» DESCRIPTION OF THE TASK:
Which lines of the material contain the word "alisa"? Show each one.

◆ ◆ ◆ ◆ ◆ ◆ ◆

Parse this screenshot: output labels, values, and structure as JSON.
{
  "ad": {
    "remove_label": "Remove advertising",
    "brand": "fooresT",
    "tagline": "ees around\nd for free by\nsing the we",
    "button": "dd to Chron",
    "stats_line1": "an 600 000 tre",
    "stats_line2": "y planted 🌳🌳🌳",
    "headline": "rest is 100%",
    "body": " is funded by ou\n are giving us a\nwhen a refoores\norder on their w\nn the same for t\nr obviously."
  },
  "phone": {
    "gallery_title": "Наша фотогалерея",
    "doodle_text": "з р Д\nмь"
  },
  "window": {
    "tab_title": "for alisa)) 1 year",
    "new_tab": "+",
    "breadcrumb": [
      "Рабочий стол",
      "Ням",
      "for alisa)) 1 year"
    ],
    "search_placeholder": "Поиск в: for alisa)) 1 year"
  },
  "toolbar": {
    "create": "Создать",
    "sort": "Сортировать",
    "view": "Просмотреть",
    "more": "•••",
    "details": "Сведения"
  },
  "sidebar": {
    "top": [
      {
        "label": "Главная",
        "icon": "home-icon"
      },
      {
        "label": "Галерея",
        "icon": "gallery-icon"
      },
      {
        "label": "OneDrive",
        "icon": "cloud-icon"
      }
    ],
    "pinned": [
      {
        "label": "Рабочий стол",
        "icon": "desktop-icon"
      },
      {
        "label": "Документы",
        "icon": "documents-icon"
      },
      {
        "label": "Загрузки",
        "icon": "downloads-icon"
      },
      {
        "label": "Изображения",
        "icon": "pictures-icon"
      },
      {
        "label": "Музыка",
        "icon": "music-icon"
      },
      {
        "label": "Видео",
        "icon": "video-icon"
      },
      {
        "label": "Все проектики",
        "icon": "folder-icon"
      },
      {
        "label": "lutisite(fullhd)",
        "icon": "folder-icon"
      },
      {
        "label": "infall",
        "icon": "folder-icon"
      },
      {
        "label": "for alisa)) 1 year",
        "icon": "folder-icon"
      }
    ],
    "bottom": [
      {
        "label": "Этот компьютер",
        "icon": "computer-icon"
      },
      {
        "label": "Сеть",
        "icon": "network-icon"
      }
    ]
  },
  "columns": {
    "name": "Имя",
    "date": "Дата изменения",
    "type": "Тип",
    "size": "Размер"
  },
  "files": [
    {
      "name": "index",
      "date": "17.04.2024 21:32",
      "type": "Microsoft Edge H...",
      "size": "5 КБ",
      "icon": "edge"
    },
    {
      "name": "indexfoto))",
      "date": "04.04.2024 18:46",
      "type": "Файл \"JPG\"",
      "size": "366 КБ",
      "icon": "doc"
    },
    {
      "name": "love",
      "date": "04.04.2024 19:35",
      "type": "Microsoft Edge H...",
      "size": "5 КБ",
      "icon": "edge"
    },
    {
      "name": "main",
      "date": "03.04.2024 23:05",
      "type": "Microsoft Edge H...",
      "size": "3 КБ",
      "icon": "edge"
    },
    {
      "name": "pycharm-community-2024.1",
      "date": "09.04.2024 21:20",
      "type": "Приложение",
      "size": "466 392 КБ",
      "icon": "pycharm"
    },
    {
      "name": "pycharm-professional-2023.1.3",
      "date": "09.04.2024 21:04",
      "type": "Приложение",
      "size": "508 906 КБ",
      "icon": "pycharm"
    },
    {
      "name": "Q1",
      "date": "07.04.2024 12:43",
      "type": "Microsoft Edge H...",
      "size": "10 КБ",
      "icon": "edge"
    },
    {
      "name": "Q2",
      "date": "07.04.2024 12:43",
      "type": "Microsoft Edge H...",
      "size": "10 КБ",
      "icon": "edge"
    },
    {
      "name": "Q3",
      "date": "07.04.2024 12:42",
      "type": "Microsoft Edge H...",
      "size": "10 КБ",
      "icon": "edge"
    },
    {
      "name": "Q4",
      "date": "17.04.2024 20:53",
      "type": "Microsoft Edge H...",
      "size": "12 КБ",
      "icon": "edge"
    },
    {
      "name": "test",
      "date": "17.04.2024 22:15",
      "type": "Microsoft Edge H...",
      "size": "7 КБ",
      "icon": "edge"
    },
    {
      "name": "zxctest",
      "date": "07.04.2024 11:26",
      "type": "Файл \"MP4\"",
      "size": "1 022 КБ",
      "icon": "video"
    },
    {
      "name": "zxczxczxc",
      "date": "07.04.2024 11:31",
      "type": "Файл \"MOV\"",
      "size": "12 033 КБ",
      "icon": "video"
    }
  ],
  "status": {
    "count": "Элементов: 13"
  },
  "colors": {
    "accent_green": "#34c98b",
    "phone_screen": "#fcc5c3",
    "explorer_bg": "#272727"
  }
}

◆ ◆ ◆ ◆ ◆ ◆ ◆

» TASK RESPONSE:
    "tab_title": "for alisa)) 1 year",
      "for alisa)) 1 year"
    "search_placeholder": "Поиск в: for alisa)) 1 year"
        "label": "for alisa)) 1 year",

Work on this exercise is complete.